Items from an interface collection:
+++++

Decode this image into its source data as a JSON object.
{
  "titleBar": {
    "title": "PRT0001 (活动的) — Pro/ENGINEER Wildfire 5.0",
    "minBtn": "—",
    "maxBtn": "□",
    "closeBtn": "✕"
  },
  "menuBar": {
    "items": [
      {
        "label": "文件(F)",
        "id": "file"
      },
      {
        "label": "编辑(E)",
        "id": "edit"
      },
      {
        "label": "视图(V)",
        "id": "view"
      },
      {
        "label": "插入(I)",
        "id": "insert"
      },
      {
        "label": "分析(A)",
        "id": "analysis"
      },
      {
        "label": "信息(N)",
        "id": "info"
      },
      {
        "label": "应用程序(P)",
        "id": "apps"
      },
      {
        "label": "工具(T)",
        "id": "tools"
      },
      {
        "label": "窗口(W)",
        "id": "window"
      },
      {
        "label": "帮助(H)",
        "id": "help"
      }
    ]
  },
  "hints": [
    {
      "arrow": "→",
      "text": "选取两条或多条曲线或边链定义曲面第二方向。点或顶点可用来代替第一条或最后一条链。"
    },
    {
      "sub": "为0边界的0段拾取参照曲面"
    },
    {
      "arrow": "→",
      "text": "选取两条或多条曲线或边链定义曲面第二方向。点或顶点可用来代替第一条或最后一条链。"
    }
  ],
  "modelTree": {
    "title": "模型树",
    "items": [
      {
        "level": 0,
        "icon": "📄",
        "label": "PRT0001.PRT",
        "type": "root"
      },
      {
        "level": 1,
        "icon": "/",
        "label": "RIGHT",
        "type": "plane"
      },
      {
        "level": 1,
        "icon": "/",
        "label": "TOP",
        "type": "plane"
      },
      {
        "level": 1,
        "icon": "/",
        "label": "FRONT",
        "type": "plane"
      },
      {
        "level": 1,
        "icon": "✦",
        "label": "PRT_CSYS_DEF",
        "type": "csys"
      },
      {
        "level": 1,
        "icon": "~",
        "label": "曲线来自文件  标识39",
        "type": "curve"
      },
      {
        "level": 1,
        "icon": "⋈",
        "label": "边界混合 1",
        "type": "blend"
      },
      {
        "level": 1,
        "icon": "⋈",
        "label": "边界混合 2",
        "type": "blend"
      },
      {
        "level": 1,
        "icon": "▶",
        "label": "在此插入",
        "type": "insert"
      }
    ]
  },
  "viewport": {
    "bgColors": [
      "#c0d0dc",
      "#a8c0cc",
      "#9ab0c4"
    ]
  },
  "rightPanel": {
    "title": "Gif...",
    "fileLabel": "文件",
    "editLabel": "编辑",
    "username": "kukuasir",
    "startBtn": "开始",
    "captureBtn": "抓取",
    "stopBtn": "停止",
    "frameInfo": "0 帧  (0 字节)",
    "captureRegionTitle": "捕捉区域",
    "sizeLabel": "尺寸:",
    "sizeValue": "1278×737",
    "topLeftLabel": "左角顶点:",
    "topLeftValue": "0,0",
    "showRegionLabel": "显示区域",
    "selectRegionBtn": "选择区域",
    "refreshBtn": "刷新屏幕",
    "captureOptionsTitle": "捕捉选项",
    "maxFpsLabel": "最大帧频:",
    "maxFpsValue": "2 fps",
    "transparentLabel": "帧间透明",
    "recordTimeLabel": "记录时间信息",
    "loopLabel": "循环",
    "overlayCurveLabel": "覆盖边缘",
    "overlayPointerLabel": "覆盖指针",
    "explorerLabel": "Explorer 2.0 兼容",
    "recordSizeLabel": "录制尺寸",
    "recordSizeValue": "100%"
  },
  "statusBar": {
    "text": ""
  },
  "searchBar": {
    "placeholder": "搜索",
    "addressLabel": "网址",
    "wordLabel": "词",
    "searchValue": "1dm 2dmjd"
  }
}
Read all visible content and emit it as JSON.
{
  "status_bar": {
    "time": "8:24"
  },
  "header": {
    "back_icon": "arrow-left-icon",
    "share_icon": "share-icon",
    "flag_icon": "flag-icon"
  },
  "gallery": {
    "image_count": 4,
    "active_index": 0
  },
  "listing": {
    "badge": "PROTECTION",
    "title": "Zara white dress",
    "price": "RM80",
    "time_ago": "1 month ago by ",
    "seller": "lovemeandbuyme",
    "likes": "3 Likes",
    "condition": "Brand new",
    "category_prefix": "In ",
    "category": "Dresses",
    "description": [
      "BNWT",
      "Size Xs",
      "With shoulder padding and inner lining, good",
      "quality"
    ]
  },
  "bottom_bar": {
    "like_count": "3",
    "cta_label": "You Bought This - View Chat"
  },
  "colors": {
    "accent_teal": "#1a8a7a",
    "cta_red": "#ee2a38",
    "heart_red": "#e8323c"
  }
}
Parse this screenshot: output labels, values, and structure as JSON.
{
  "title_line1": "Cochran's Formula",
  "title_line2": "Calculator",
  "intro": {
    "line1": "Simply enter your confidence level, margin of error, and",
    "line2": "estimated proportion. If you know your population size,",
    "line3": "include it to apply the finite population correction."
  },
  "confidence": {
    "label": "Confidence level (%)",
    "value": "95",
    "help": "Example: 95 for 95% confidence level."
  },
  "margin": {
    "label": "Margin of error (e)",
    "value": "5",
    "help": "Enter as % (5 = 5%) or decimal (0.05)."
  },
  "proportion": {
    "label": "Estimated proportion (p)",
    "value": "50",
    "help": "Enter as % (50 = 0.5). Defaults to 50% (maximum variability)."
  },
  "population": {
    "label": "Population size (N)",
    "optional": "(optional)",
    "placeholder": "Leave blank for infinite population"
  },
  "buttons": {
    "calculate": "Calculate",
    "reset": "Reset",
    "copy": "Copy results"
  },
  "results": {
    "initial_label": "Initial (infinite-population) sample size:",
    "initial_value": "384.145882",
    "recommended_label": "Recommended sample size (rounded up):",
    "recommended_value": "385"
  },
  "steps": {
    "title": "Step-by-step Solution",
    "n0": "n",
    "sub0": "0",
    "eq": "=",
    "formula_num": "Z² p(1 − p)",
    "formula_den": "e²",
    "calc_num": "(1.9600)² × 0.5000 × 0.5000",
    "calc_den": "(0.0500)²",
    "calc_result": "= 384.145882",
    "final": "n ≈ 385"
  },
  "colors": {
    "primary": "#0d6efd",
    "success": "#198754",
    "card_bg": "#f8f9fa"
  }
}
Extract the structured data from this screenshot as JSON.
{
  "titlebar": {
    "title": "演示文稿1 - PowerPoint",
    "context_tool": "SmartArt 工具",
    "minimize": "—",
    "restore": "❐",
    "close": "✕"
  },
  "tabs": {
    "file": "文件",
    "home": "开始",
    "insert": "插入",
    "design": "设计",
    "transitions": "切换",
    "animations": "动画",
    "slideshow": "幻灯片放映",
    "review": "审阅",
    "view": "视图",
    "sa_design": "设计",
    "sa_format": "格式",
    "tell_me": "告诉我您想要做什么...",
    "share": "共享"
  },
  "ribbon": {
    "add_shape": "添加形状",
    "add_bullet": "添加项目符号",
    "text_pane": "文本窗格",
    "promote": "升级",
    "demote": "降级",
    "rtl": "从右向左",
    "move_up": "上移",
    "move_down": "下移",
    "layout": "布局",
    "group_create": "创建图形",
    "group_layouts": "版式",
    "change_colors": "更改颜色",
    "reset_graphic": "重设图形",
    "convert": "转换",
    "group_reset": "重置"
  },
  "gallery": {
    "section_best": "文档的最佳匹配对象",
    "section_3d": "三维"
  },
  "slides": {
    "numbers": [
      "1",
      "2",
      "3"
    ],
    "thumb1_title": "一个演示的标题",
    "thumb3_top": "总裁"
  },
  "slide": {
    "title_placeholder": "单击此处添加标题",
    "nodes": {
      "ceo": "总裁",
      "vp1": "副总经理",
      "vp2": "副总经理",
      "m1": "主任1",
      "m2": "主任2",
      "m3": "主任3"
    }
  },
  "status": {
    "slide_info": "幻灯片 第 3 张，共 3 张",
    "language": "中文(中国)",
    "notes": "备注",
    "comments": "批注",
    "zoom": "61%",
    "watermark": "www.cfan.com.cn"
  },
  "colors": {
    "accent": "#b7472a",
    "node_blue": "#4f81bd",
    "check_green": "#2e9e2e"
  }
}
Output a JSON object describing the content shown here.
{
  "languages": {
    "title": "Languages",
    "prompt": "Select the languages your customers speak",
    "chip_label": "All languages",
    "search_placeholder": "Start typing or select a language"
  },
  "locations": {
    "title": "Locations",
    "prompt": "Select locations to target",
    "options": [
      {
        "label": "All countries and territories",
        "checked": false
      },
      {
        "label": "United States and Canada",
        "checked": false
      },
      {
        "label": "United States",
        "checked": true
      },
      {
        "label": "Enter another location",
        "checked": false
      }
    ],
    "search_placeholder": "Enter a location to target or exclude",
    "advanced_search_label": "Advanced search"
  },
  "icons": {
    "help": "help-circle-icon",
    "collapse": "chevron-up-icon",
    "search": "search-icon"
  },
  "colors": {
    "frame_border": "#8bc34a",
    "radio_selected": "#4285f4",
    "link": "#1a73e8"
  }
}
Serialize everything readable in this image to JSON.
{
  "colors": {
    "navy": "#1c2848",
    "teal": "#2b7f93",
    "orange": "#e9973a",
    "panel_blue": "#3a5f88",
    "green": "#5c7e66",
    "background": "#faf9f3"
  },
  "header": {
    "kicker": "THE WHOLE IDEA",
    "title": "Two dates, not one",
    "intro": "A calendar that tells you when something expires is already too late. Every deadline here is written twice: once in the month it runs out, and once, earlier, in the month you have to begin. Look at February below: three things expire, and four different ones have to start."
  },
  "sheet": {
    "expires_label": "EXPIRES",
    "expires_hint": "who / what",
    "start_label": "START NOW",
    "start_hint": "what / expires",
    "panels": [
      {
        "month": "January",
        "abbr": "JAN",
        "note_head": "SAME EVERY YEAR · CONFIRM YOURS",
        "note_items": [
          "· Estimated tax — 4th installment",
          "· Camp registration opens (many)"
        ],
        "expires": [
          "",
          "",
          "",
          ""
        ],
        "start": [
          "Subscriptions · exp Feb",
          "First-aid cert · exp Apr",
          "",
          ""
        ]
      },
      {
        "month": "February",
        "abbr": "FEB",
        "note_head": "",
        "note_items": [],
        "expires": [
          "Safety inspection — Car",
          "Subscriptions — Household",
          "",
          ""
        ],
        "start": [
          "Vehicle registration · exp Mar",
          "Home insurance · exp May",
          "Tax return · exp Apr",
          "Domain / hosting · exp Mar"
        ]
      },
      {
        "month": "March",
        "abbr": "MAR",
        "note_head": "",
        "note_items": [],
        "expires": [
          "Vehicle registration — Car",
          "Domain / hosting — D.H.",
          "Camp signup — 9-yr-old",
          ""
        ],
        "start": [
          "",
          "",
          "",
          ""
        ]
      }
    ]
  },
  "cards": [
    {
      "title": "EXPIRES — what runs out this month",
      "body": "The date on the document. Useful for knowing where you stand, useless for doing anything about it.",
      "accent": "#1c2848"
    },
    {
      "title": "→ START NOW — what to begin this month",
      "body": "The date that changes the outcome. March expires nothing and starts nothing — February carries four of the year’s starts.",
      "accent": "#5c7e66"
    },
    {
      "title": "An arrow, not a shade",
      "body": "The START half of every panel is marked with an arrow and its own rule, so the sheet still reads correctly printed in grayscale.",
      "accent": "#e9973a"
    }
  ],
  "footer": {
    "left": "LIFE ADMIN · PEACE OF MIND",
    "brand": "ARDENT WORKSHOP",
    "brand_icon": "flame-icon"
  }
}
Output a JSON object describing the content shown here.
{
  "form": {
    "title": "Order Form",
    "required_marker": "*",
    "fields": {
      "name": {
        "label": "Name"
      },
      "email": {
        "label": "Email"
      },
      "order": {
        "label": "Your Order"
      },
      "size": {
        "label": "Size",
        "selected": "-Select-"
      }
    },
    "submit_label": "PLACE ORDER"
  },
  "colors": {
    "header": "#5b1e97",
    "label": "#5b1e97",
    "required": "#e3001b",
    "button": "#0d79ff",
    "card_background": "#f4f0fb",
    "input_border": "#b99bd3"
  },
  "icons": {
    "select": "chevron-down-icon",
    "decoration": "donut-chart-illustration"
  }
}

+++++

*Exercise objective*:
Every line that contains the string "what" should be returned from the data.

*Response area*:
    "expires_hint": "who / what",
    "start_hint": "what / expires",
      "title": "EXPIRES — what runs out this month",
      "title": "→ START NOW — what to begin this month",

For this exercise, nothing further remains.